Pittsfield's sewer system was begun in the 1890's, with the original system map prepared in 1895. The 1970 Comprehensive Plan utilized this information as a base map and updated it, providing a very useful sewerage map with estimated main size. At that time, the Town's raw sewage was still entering the river directly and correcting this problem was the priority objective. The 1970 Plan included a recommended sewer improvement plan with two major interceptors designed to collect waste from each side of the river south to the railroad tracks, then from either side of a diagonal border crossing South Main Street just south of Peltoma Avenue. These interceptors would transport sanitary waste to two facultative treatment lagoons located at the end of McCarty Road. These recommendations were accomplished in 1978 and the bonds financing the project will be paid off by sewer users in the year 2005.

The majority of the current urban area is served by public sewer. A recent extension made possible with the support of Community Development Block Grant funds along outer North Main Street has opened that area up for more compact residential development.

[click to enlarge photo.]

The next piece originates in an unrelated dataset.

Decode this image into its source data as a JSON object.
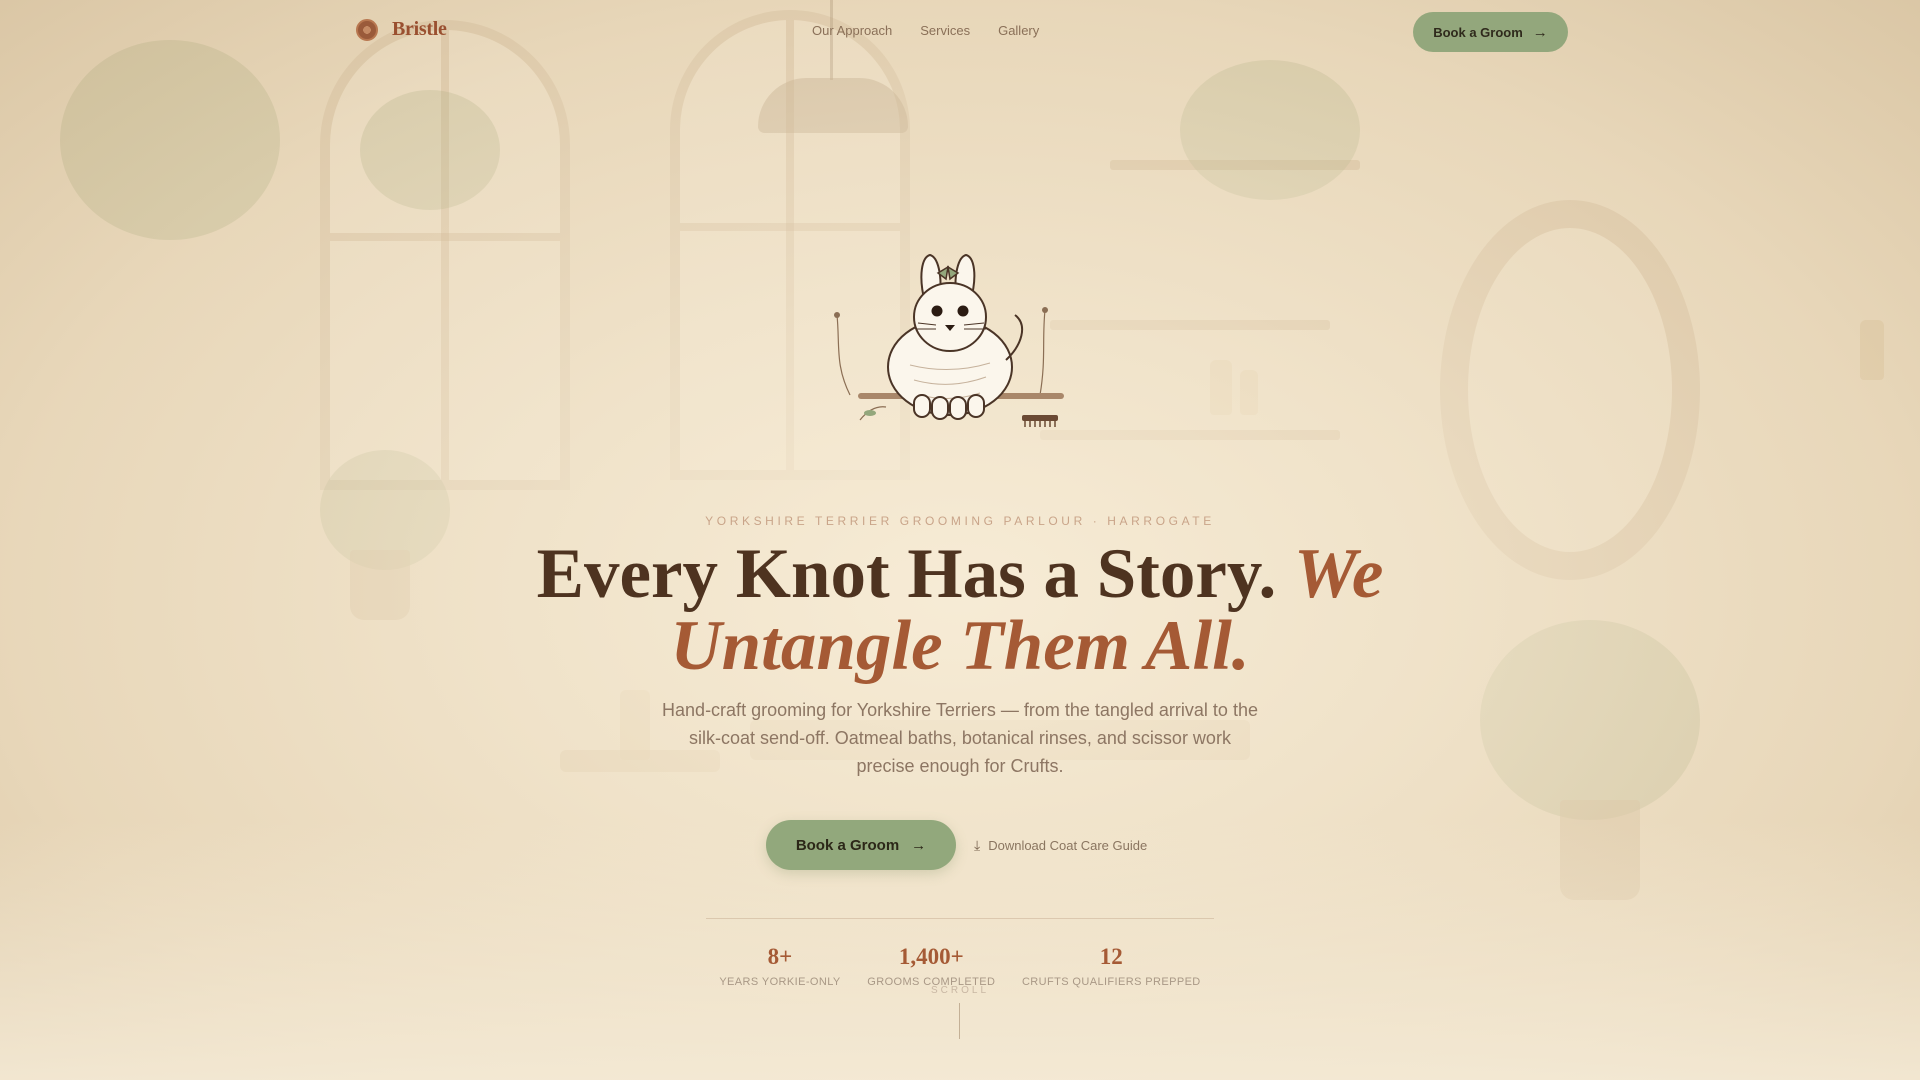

The two 35-acre lagoons treat the effluent naturally, by aerobic bacterial action, so that by the time water reaches the outflow at the end of the second lagoon, it is clean enough to discharge into the adjoining peat of Big Meadow Bog, and secondarily into the Sebasticook River approximately 1000 feet away. There is a final effluent chamber at the outflow at which samples are taken. The chamber is set up to add chlorine prior to discharge if bacteria levels warrant it; this has been virtually unnecessary during the life of the system. This treatment system is the most cost-effective type available, with no mechanical operations and virtually no maintenance.

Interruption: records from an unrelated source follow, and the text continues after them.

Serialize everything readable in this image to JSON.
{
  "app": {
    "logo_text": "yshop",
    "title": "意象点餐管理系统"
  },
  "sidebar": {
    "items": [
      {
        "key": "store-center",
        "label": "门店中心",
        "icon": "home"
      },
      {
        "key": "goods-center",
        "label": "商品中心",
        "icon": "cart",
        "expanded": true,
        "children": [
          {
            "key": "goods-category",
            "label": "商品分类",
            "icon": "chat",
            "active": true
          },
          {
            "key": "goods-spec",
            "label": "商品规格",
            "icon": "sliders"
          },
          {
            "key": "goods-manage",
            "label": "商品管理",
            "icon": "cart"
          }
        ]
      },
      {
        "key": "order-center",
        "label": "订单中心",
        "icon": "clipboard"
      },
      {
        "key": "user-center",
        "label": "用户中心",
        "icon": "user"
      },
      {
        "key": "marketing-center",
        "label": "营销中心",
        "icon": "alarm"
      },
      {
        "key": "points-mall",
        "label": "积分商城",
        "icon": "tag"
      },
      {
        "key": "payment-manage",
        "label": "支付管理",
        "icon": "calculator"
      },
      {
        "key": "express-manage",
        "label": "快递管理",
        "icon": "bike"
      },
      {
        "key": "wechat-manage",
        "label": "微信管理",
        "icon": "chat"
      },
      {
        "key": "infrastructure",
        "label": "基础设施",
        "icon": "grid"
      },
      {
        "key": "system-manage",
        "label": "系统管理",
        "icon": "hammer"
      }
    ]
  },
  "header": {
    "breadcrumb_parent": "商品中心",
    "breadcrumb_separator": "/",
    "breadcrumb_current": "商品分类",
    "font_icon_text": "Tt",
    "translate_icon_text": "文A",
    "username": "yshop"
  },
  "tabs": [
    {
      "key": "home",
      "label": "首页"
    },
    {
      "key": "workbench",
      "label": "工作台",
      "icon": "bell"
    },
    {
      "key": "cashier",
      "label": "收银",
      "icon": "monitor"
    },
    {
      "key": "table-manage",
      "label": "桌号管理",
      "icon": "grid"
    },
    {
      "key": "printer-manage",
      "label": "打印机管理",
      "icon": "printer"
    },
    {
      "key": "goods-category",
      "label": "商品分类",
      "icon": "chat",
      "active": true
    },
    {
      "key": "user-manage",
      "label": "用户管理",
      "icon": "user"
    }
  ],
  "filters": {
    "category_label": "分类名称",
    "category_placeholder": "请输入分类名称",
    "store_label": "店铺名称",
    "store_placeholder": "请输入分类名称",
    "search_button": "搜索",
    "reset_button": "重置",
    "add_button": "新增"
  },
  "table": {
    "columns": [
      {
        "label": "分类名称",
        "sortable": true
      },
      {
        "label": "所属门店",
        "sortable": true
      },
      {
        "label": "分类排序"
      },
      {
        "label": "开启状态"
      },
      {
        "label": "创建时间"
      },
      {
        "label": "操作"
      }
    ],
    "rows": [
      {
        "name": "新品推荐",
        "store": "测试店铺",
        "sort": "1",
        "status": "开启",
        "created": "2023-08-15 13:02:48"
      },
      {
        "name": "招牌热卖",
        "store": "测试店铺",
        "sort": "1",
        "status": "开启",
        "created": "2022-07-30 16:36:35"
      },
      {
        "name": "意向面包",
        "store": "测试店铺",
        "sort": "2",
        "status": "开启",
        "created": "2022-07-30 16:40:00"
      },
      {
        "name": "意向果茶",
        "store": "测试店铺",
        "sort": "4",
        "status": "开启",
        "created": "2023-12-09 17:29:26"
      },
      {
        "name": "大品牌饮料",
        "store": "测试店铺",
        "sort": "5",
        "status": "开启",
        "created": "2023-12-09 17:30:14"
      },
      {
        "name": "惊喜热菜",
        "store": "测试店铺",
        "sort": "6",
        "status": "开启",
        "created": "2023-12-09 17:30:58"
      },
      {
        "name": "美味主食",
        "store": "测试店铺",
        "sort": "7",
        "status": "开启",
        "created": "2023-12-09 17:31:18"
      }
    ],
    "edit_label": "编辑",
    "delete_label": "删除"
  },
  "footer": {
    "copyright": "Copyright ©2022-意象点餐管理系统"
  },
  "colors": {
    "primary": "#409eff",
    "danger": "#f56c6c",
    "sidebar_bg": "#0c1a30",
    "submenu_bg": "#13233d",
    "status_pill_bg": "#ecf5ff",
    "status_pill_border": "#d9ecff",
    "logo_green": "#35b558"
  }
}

The system is sized and licensed to handle an average of 1.5 million gallons of wastewater per day. The current actual usage averages 600,000 gallons per day, so there is considerable room for growth. Up to 2500 gallons per day of septage waste may be added to the lagoons; this is more than sufficient to handle Pittsfield's septic system biosolids, making a land-spreading site unnecessary.

Another priority of the 1970 Plan and continuing to this day in Pittsfield and elsewhere is the separation of stormwater drainage from the sanitary sewer system. The Town's maximum sewage flows occur during and following storm events, indicating that there is a substantial amount of stormwater entering the treatment system. Sources include residential and commercial roof and cellar drains, municipal and private catch basins, and infiltration through cracks in sewer pipes.

The Town has just completed a major separation and diversion project which will remove sanitary overflows during storm events from the East Farnham Brook watershed. The Town has hired the engineering work to design the project and is planning to implementation construction in two phases. A Sewer Department reserve fund has been established, which will begin saving for the sanitary system portion of the reconstruction, targeted to occur in 2001. This scheduling allows for necessary borrowing by sewer users to dovetail in both amount and timing with the retirement of the 1978 construction bond, holding sewer rates level. The stormwater diversion portion of the project is being done in 1997-98, with the Town borrowing $375,000 over 10 years at a 3.7% interest rate from a fund established through the Maine Department of Environmental Protection (DEP) and managed by the Maine Municipal Bond Bank. Due to its magnitude, this project is being financed separately from the regular capital budget.


Version 8-Jan-07.